From Middle French -ier, -er, from Old French -ier, -er, from Latin -ārium, the accusative of -ārius. Compare the borrowed doublet -aire.

Suffix[edit]

-ier m

  1. used to form the names of trees bearing a particular type of fruit
    bananier (banana tree)
    poirier (pear tree)
  2. used to form the names of ships
    chalutier (trawler)
    pétrolier (oil tanker)
  3. used to form the names of jobs
    chocolatier (chocolatier)

Derived terms[edit]


Further reading[edit]


German[edit]

Suffix[edit]

-ier

  1. see -ieren

Middle French[edit]

Suffix[edit]

-ier

  1. Alternative form of -er (suffix forming or denoting a verb)
  2. Alternative form of -er (suffix forming or denoting an agent noun, often a profession)

Old French[edit]

Alternative forms[edit]

  • -er (both etymologies, present in all varieties but more common in Anglo-Norman than in France)
  • -ar (verbal suffix, 9th and 10th centuries.

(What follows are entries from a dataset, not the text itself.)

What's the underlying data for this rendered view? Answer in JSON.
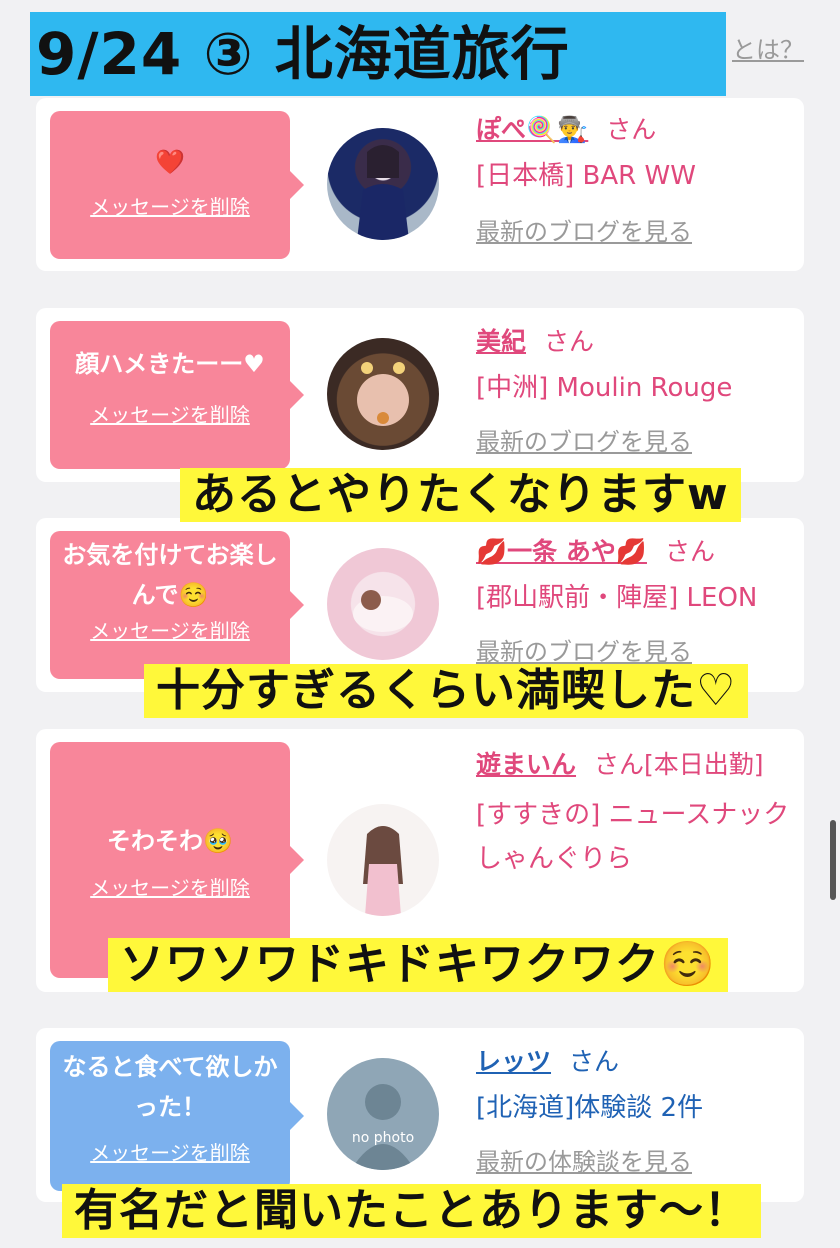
{
  "title": "9/24 ③ 北海道旅行",
  "top_link": "とは？",
  "delete_label": "メッセージを削除",
  "san": "さん",
  "cards": [
    {
      "message": "❤️",
      "name": "ぽぺ🍭👨‍🏭",
      "san": "さん",
      "shop": "[日本橋] BAR WW",
      "link": "最新のブログを見る"
    },
    {
      "message": "顔ハメきたーー♥",
      "name": "美紀",
      "san": "さん",
      "shop": "[中洲] Moulin Rouge",
      "link": "最新のブログを見る"
    },
    {
      "message": "お気を付けてお楽しんで☺️",
      "name": "💋一条 あや💋",
      "san": "さん",
      "shop": "[郡山駅前・陣屋] LEON",
      "link": "最新のブログを見る"
    },
    {
      "message": "そわそわ🥹",
      "name": "遊まいん",
      "san": "さん[本日出勤]",
      "shop": "[すすきの] ニュースナックしゃんぐりら",
      "link": ""
    },
    {
      "message": "なると食べて欲しかった！",
      "name": "レッツ",
      "san": "さん",
      "shop": "[北海道]体験談 2件",
      "link": "最新の体験談を見る",
      "avatar_text": "no photo"
    }
  ],
  "captions": [
    "あるとやりたくなりますw",
    "十分すぎるくらい満喫した♡",
    "ソワソワドキドキワクワク☺️",
    "有名だと聞いたことあります〜！"
  ],
  "colors": {
    "pink_bubble": "#f8869a",
    "blue_bubble": "#7cb1ee",
    "pink_text": "#e0487c",
    "blue_text": "#1f62b4",
    "caption_bg": "#fff83a",
    "title_bg": "#2fb8f0"
  }
}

Only a couple of words are attested with this suffix, salvar, intrar and devastar)

Etymology 1[edit]

From Latin -āre.

Suffix[edit]

-ier

  1. suffix used to form infinitives of first conjugation verbs
    forgier
    to forge
Descendants[edit]

Etymology 2[edit]

From Latin -ārius, -ārium.

Suffix[edit]

-ier

  1. indicates a profession
    bouchierbutcher
  2. indicates location, where one lives
    forestierforester
Descendants[edit]

See also[edit]


Swedish[edit]

Suffix[edit]

-ier

  1. -an; making a noun, describing a person by nationality, e.g. Indienindier, Iran, iranier

Synonyms[edit]

Derived terms[edit]